The U.S. is an easy target
“Most German media outlets love to criticize the U.S. because it makes for such an easy target,” says Stephan Bierling, a professor for international politics at the University of Regensburg. “There is a deep-rooted anti-Americanism in Germany that partially comes out of an inferiority complex. In a certain sense some Germans will never ‘forgive’ the Americans that they defeated the Nazis and brought about a stable world order because it reminds us that we couldn’t get rid of the Nazis ourselves and were the main culprit for the division of Europe.”
No other nationality triggers such strong emotions and associations in Germany. There are few people in the world Europeans feel more similar to than North Americans. At the same time, quite a lot of them have grown skeptical of the “big brother” overseas. They fear the National Security Agency, they ridicule its politics and gun laws, but many also secretly admire the global appeal and influence of the United States.
European correspondents in the U.S. will likely argue that the U.S. is the world’s superpower, and that the really important decisions are made in the White House. But let’s keep in mind that while Germany’s attention was focused on the White House last year, a war was fought in Ukraine — a country located only a few hundred miles from Berlin. While TV channels went “live to our correspondent in Washington D.C.,” the Islamic State took over parts of Syria and Iraq and worsened a refugee crisis that is now hitting Europe hard.
Couldn’t Germany’s obsession with the U.S. also be a sign that continental Europe still hopes that Americans will deal with its problems sooner or later, rather than searching for its own solutions?
“We hold the U.S. responsible for all things that go wrong in the Middle East or Ukraine, but demand more American engagement to rectify these crisis situations,” says German politics professor Bierling, who blames Germans for relying too much on the U.S. in resolving crises.
Maybe it’s harder to be the U.S. than it looks
Researchers had, for instance, long warned that 2015 could be the worst year in the Mediterranean Sea in decades: Thousands of migrants would die, analysts warned as early as last year.
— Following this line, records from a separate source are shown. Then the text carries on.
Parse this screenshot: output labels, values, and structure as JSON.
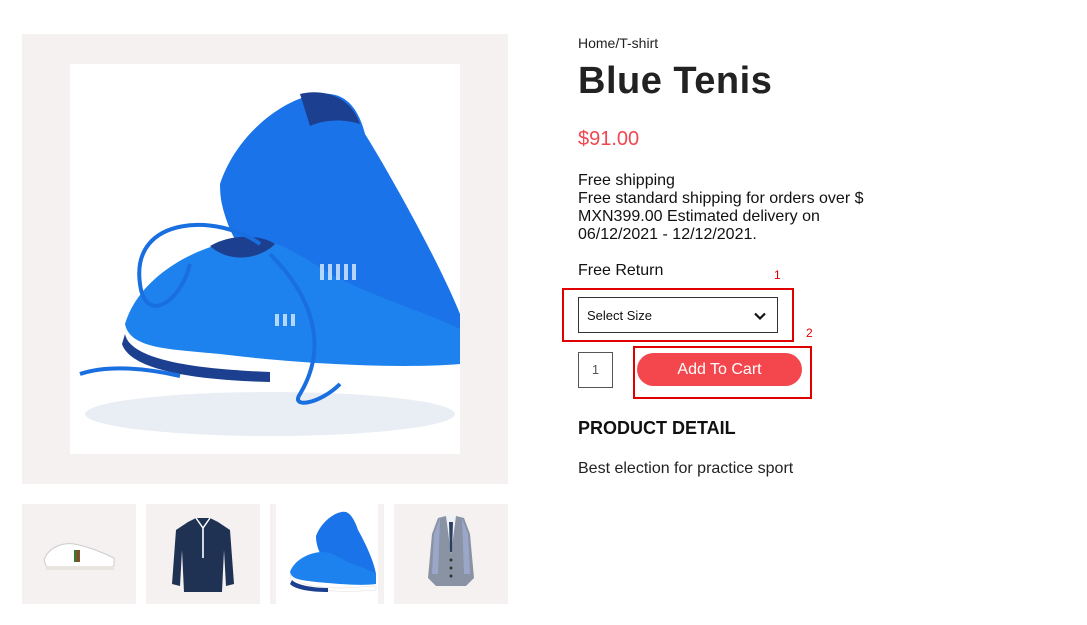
{
  "breadcrumb": "Home/T-shirt",
  "product": {
    "title": "Blue Tenis",
    "price": "$91.00",
    "shipping_title": "Free shipping",
    "shipping_text": "Free standard shipping for orders over $ MXN399.00 Estimated delivery on 06/12/2021 - 12/12/2021.",
    "return_text": "Free Return",
    "size_select_label": "Select Size",
    "quantity": "1",
    "add_to_cart_label": "Add To Cart",
    "detail_heading": "PRODUCT DETAIL",
    "detail_text": "Best election for practice sport"
  },
  "annotations": {
    "marker_1": "1",
    "marker_2": "2"
  },
  "thumbnails": [
    {
      "icon": "sneaker-white-icon"
    },
    {
      "icon": "navy-shirt-icon"
    },
    {
      "icon": "blue-sneakers-icon"
    },
    {
      "icon": "grey-vest-icon"
    }
  ],
  "colors": {
    "price": "#f0474f",
    "button": "#f4474d",
    "annotation": "#e10000",
    "image_background": "#f4f1f0"
  }
}
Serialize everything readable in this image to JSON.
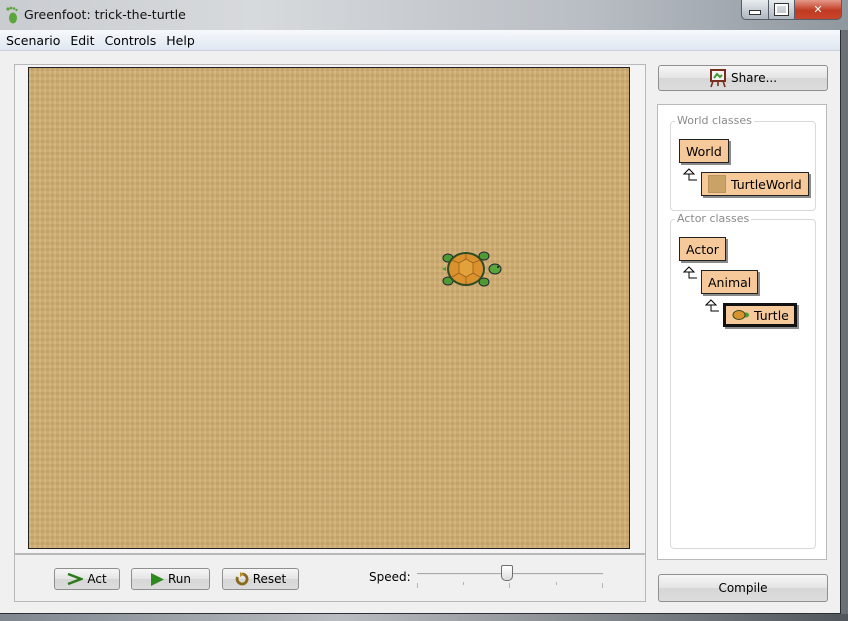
{
  "window": {
    "title": "Greenfoot: trick-the-turtle",
    "app_icon": "greenfoot-footprint-icon",
    "controls": [
      "minimize",
      "maximize",
      "close"
    ]
  },
  "menubar": {
    "items": [
      "Scenario",
      "Edit",
      "Controls",
      "Help"
    ]
  },
  "world": {
    "background": "sand-texture",
    "actors": [
      {
        "class": "Turtle",
        "icon": "turtle-icon"
      }
    ]
  },
  "controls": {
    "act_label": "Act",
    "run_label": "Run",
    "reset_label": "Reset",
    "speed_label": "Speed:",
    "speed_value_percent": 48
  },
  "sidebar": {
    "share_label": "Share...",
    "world_classes_label": "World classes",
    "actor_classes_label": "Actor classes",
    "world_classes": [
      {
        "name": "World"
      },
      {
        "name": "TurtleWorld",
        "parent": "World"
      }
    ],
    "actor_classes": [
      {
        "name": "Actor"
      },
      {
        "name": "Animal",
        "parent": "Actor"
      },
      {
        "name": "Turtle",
        "parent": "Animal",
        "selected": true
      }
    ],
    "compile_label": "Compile"
  },
  "colors": {
    "class_box": "#f5c99a",
    "world_bg": "#d0ad70",
    "close_button": "#c13a22"
  }
}
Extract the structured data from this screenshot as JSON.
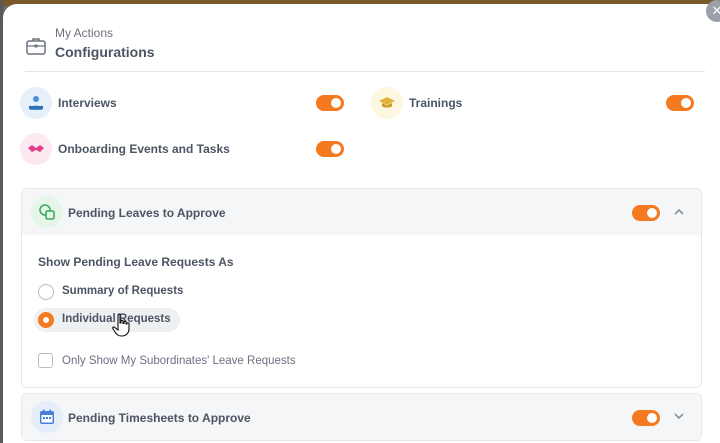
{
  "header": {
    "subtitle": "My Actions",
    "title": "Configurations"
  },
  "items": {
    "interviews": {
      "label": "Interviews",
      "enabled": true
    },
    "trainings": {
      "label": "Trainings",
      "enabled": true
    },
    "onboarding": {
      "label": "Onboarding Events and Tasks",
      "enabled": true
    }
  },
  "pending_leaves": {
    "label": "Pending Leaves to Approve",
    "enabled": true,
    "expanded": true,
    "show_as_label": "Show Pending Leave Requests As",
    "options": [
      "Summary of Requests",
      "Individual Requests"
    ],
    "selected": "Individual Requests",
    "subordinates_label": "Only Show My Subordinates' Leave Requests",
    "subordinates_checked": false
  },
  "pending_timesheets": {
    "label": "Pending Timesheets to Approve",
    "enabled": true,
    "expanded": false
  },
  "colors": {
    "accent": "#f47a20"
  },
  "icons": {
    "header": "briefcase-icon",
    "interviews": "interview-icon",
    "trainings": "graduation-cap-icon",
    "onboarding": "handshake-icon",
    "pending_leaves": "leave-icon",
    "pending_timesheets": "calendar-icon",
    "close": "close-icon"
  }
}
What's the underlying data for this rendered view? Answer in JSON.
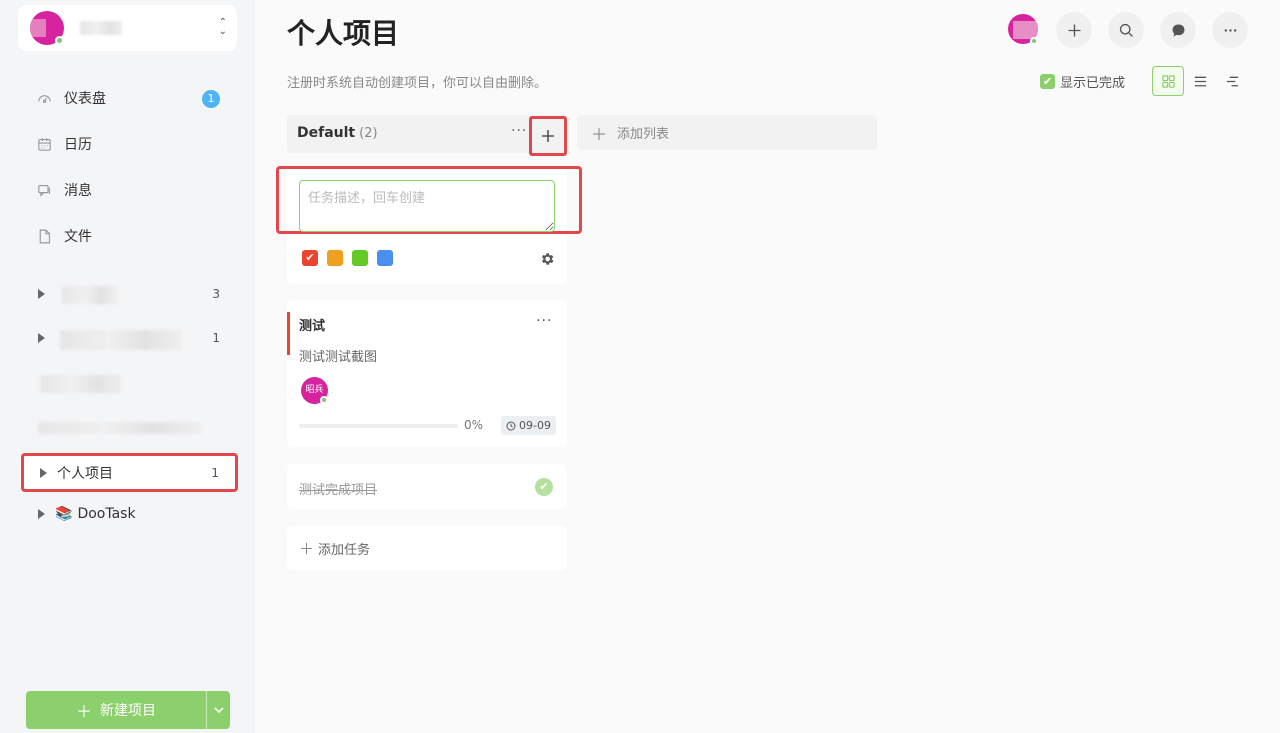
{
  "sidebar": {
    "nav": [
      {
        "label": "仪表盘",
        "icon": "dashboard-icon",
        "badge": "1"
      },
      {
        "label": "日历",
        "icon": "calendar-icon"
      },
      {
        "label": "消息",
        "icon": "message-icon"
      },
      {
        "label": "文件",
        "icon": "file-icon"
      }
    ],
    "projects": [
      {
        "label": "",
        "count": "3"
      },
      {
        "label": "",
        "count": "1"
      },
      {
        "label": "",
        "count": ""
      },
      {
        "label": "",
        "count": ""
      },
      {
        "label": "个人项目",
        "count": "1",
        "active": true
      },
      {
        "label": "DooTask",
        "count": "",
        "icon": "books-icon"
      }
    ],
    "new_project_label": "新建项目"
  },
  "header": {
    "title": "个人项目",
    "description": "注册时系统自动创建项目，你可以自由删除。",
    "show_completed_label": "显示已完成"
  },
  "column": {
    "title": "Default",
    "count": "(2)",
    "add_list_label": "添加列表",
    "new_task_placeholder": "任务描述，回车创建",
    "colors": [
      "#e9442e",
      "#f0a020",
      "#63c926",
      "#4a8ff0"
    ]
  },
  "task": {
    "title": "测试",
    "description": "测试测试截图",
    "assignee": "昭兵",
    "progress_text": "0%",
    "progress_value": 0,
    "due": "09-09",
    "accent": "#e9442e"
  },
  "completed_task": {
    "title": "测试完成项目"
  },
  "add_task_label": "添加任务"
}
However, instead of expanding its Mediterranean rescue mission, it was downsized. And instead of preparing for the influx of refugees, little was done.
German Marshall Fund expert Lochocki draws a different conclusion, though: “The crises that are prioritized by Washington, such as Syria or Ukraine, aren’t necessarily what matters most in Berlin where the default of Greece seems much more devastating.”
A financial trader reacts at his desk as a television screen displays Alexis Tsipras, Greece’s prime minister, during a news report at the Frankfurt Stock Exchange in Frankfurt, Germany, on Monday, June 29, 2015. (Photographer: Martin Leissl/Bloomberg)
Given that Germany is increasingly perceived as the main actor in resolving that crisis, France and Britain are becoming irrelevant as benchmarks, Lochocki says. “The only other Western country Germany considers itself on the same level to is the U.S. — and that’s why we care so much about what Americans think of us.”
“Germans have long blamed the U.S. for all its mistakes, but now they suddenly realize that leading a powerful nation is more difficult than they expected it to be. That’s what creates more understanding between the two countries. Nevertheless, Germans still love to hear about what’s going wrong on the other side of the ocean because it makes them feel better about their own struggles,” Lochocki explained.